Thorsten Peter, of Flensburger Fahrzeugbau Gesellscaft, manufacturers of the MINEBREAKER 2000 offers insight into the challenges of mechanical landmine clearance.

" Humanitarian demining has to be accelerated. We can't go on at the pace we are presently going. It will simply take too long." -Mr. Thorsten Peter.

By Margaret S. Busé

Political and economic considerations have played into landmine clearance and many would argue, get in the way of effective landmine clearance, regardless of the type of clearance method employed. Thorsten Peter feels the political call to have all mines eradicated in ten years, while sound in its principle, will be impossible in actuality. "Following a still existing United Nations statistic, it will take us 1100 years to clear all presently laid landmines at the speed landmine removal currently operates in, that is if no new ones are laid," states Peter.

" Manual mine clearance is labor intensive and painstakingly slow. Without machines we won't solve the problem. We can't look for a silver bullet. We have to use the toolbox approach. Mechanical clearance is one tool in the toolbox." Peter feels that you have to decide what the best tool is for the job. Sometimes, you may know what the best tool is, but you may not be able to have access to it. "The problem with mechanical clearance is that in many cases it is appropriate, but there is no money for it."

"But, mechanical equipment is appropriate regardless of cost. Without machines we won't solve this deadly problem. Regardless of what type of clearance and detection method is used, dogs, GPR, manual or mechanical, the total budget for demining has to be increased across the board," states Peter.

Understanding that equipment is costly and taking methods to reduce costs can result in manufacturers not being able to supply efficient removal. Low cost will not equal greater efficiency, it may, in fact, hamper it.

"It will cost 33 billion dollars to clear all mines right now if no new ones are laid." Peter feels that politicians and policy makers are not taking into account the practical considerations of removing landmines. He feels they set the policy, but those policy makers do not respond with the financial or practical needs necessary to solve the problems.

Ninety-nine point six (99.6) percent mine free is a policy that Peter feels needs clarification. "Landmine clearance is a dynamic process. We need a qualified, quality assurance system to determine and evaluate what is left by the machines. No one is asking the people of the area how they feel, and what the land will be used for after it is clear. Will it be a playground? Farmland? At the end of the day it makes a difference. The people have to have input as to what will be acceptable for them."

FFG has developed, at its own expense, a prototype for mechanical humanitarian demining applications, the MINEBREAKER 2000. After extensive first trials, the system was successfully deployed in Bosnia and Herzegovina between November 1997 and June 1998 under the framework of a field test under realistic conditions.
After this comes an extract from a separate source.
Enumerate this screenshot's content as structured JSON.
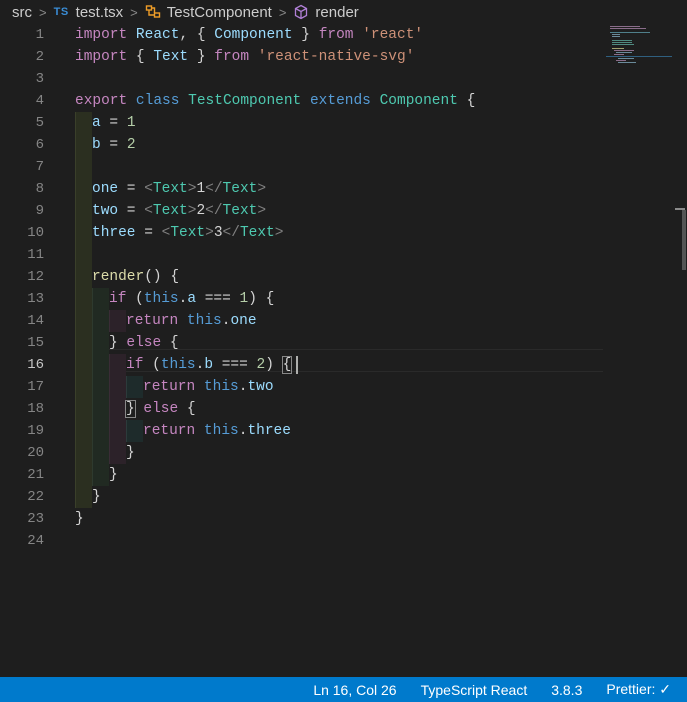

During this time more than 330,000 m2 containing some 600 anti-personnel as well as anti-tank mines were cleared. The findings from the trials and field test have been incorporated into the first series-produced model MINEBREAKER 200/2.

Thorsten Peter's report in the Profiles section of this Journal summarizes conditions for mechanical mine clearance, the MINBREAKER 2000, field test results, and conclusions for mechanically assisted demining.